Being in trouble with the IRS can be a scary, nerve racking, experience. I’ve had many taxpayers (or should it be clients?) recount their sleepless nights of worry to me.
In most cases, a taxpayer’s most troubling encounters with the IRS will occur in either the examination (audit) process, or the collection process. Typically, if your dealing with a revenue agent you’re being audited, if you’re dealing with a revenue officer your case is in collection status. And (most troubling) if you’re dealing with a special agent, the IRS is investigating you criminally.
In any regard, there are ample opportunities to file appeals to either audit or collection actions.
Audits come in three guises. The correspondence audit, done through the mail, the face-to-face audit where the taxpayer goes to the IRS office, and the field audit, where the revenue agent comes to the taxpayer’s office or home.
Regardless of the type of audit, the process is the same. The IRS agent issues Form 4564 Information Document Request. This is a list of documents that the agent will examine in conjunction with whatever entries on the tax that are under scrutiny. Proof of the expense will be demanded (car and truck, travel, and meals and entertainment are a favorite target). Such proof may be mileage logs, travel itineraries airlines ticket receipts, and so on. Proof that these expenses were paid will also be demanded, such as cancelled checks, credit card statements, and receipts. As far as income goes, the agent may demand all bank statements from all accounts for the years being examined. Sometimes summons for records are issued directly to banks to get the information firsthand.
Also, I’ve seen a disturbing trend lately where the taxpayer’s reported income is compared to a Bureau of Labor report to see if the taxpayer’s income is within an expected range for his or her family size and location.
Once all of this information has been reviewed and the agent’s numerous interview questions have been asked and answered, the audit report will be issued (unless the case goes over to the criminal division).
Generally, the report will list the disallowed expenses and alleged unreported income. The tax, penalties, and interest due will be listed on the bottom line, and the taxpayer will be asked to sign the report, agreeing to it. The IRS is even kind enough to put those "sign here" stickers on the report indicating where it should be signed. If the taxpayer is unrepresented, or just worn out by this intimidating, sometimes humiliating, sometimes greatly adversarial process, he or she may just sign it because that want the nightmare to be over. Unfortunately, signing that report may just be the beginning of the nightmare. That’s why any taxpayer that has gotten this far, without an attorney, should refuse to sign and consult experienced legal counsel. In fact no taxpayer should sign anything the IRS asks you to sign without consulting an attorney first.
The administrative appeal

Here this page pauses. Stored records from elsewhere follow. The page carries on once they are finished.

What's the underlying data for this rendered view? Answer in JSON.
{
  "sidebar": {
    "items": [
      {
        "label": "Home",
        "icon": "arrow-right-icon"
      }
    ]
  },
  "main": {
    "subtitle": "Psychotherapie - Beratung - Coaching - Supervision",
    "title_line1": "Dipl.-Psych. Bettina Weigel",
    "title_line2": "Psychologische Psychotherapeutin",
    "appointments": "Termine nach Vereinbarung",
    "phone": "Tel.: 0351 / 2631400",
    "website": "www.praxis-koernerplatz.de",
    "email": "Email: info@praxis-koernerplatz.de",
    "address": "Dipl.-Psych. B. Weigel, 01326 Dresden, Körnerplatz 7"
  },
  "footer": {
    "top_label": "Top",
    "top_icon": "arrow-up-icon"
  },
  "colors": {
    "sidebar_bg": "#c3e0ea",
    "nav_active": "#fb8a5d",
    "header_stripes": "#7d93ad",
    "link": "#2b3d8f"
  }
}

If the taxpayer "doesn’t agree" with the report, the IRS cannot assess the tax against the taxpayer. The agent will then usually issue the so-called 30 day letter. This letter advises the taxpayer, among other things, that they can submit additional information if they don’t agree with the audit, talk to the agent’s manager, or file a protest with the Office of Appeals. How formal the protest has to be usually depends on the dollar amount of the case (how much the IRS alleges is owed).
Once the appeal is filed, the taxpayers will hear no more from the agent. Some weeks to months later the Office of Appeals will send the taxpayer a letter stating his or her case is now in "Appeals" and someone will contact them. Some weeks to months (sometimes years) later, that taxpayer will receive a second letter from Appeals, sent by the particular Appeals Officer (AO) assigned the case. This letter may have a hearing date and time scheduled.
At the appeal hearing the taxpayer will be allowed to argue the case. Generally, arguments about why the auditor was wrong are made, additional substantiation may be submitted, witnesses may offer testimony and so forth. If an amicable settlement cannot be reached, the taxpayer usually will still have the right to appeal the case to the U.S. Tax Court.
The Tax Court petition
If the taxpayer does not come to terms with the Office of Appeals, a 90 day letter, known as the Statutory Notice of Deficiency (Stat Notice in IRS speak) is issued to the taxpayer. This letter will be sent the taxpayer’s last known address by certified mail. The taxpayer will have 90 days from the date of that letter to file a petition with the U.S. Tax Court in Washington D.C. If that taxpayer does so, an IRS attorney will be assigned the case.
Some months, or even a year later, the case will be set for trial in front of a Tax Court judge and again the taxpayer can argue the case. The IRS attorney and the taxpayer may still settle the case out of court. If no settlement is reached, the case goes to trial and a federal judge will determine any tax owed.
The most crucial issue concerning appealing audits is the 90 day letter.